data regarding my study and knowledge.
As one of the organisers of the Girl Guide Jamboree 1986 at Levin, I opted for the Powelliphanta snails as our emblem for the camp. For the 4000 people there it introduced them to native snails. These snails had been found in the Horowhenua and Tararua forests though very few of us had seen more than an occasional shell. I wonder how many still remember them?
I recently spent some time at Lake Alabaster, Milford, and was concerned to find a large collection of these snail shells, empty! Any suggestions as to what may have caused this, would 1080 poison have an indirect effect on these snails?
I came upon a large number of empty shells all close together in a bit of a hollow during a tramp in the Kahurangi park.
Many had fairly small holes but a few were intact and my guess was Weka? because I imagine any other predator would damage the shell more than just pecking a small hole or sucking or pulling the snail from its shell.

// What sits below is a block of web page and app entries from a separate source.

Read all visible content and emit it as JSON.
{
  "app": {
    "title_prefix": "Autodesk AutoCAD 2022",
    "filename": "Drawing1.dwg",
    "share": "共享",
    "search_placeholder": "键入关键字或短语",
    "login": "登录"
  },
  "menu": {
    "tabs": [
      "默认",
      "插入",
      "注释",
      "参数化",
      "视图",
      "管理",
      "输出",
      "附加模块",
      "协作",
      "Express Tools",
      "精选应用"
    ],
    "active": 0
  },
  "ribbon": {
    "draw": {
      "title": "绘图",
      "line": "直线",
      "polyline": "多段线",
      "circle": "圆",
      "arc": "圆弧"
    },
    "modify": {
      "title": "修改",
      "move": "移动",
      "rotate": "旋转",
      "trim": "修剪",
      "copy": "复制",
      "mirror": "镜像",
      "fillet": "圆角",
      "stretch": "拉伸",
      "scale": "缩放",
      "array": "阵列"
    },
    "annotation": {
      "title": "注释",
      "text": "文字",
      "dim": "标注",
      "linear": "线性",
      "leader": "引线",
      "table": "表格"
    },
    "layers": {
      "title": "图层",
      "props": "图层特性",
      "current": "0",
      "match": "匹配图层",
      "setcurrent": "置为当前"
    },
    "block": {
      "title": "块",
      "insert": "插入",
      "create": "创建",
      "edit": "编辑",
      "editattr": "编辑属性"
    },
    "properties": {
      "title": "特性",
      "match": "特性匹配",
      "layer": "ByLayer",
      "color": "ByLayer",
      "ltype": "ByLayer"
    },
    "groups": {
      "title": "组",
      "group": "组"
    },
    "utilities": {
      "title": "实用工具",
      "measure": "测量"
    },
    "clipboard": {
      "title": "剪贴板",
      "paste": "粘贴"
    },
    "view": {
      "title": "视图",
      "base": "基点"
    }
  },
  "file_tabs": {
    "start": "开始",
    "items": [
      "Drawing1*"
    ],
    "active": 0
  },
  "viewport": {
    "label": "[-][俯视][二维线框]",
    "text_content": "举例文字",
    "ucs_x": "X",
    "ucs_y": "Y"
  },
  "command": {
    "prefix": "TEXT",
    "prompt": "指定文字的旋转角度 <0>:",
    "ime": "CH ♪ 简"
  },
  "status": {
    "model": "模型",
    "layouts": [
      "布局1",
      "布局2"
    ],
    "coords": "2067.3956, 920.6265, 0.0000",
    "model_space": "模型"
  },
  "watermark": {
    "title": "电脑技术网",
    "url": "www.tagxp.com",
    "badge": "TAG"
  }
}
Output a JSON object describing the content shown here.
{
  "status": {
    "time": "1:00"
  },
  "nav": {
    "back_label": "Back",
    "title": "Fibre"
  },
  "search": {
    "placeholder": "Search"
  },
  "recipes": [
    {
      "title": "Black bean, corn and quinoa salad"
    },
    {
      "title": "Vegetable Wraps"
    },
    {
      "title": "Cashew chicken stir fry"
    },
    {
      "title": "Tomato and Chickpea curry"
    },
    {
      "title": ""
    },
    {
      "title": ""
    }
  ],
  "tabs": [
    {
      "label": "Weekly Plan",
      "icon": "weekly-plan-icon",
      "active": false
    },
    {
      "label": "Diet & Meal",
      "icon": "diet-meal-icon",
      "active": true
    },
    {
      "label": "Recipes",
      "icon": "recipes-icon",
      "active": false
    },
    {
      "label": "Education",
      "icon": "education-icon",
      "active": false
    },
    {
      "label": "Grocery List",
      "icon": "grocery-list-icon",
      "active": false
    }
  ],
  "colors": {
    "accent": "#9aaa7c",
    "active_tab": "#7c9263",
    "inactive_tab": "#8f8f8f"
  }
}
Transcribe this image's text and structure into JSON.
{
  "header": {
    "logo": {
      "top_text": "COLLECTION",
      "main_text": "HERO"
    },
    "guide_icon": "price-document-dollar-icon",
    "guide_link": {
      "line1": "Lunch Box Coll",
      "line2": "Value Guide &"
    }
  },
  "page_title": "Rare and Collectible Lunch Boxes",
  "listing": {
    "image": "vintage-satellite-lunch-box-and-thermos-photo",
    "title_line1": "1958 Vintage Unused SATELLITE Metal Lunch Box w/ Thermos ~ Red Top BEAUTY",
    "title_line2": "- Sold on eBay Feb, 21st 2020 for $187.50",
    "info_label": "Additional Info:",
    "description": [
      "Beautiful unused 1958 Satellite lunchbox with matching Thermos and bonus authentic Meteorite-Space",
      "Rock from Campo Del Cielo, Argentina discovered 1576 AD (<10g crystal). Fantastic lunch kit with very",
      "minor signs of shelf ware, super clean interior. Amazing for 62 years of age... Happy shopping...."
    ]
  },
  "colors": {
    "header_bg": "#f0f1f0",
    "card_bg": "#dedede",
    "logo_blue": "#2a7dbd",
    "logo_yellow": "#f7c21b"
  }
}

Delightful creatures! We’ve been lucky enough to spot a few over the years, in Kahurangi National Park. It’s so worth looking up videos of them on YouTube. (Imagine if they were as big as a Blue Whale and could swallow humans. Okay, best not then …)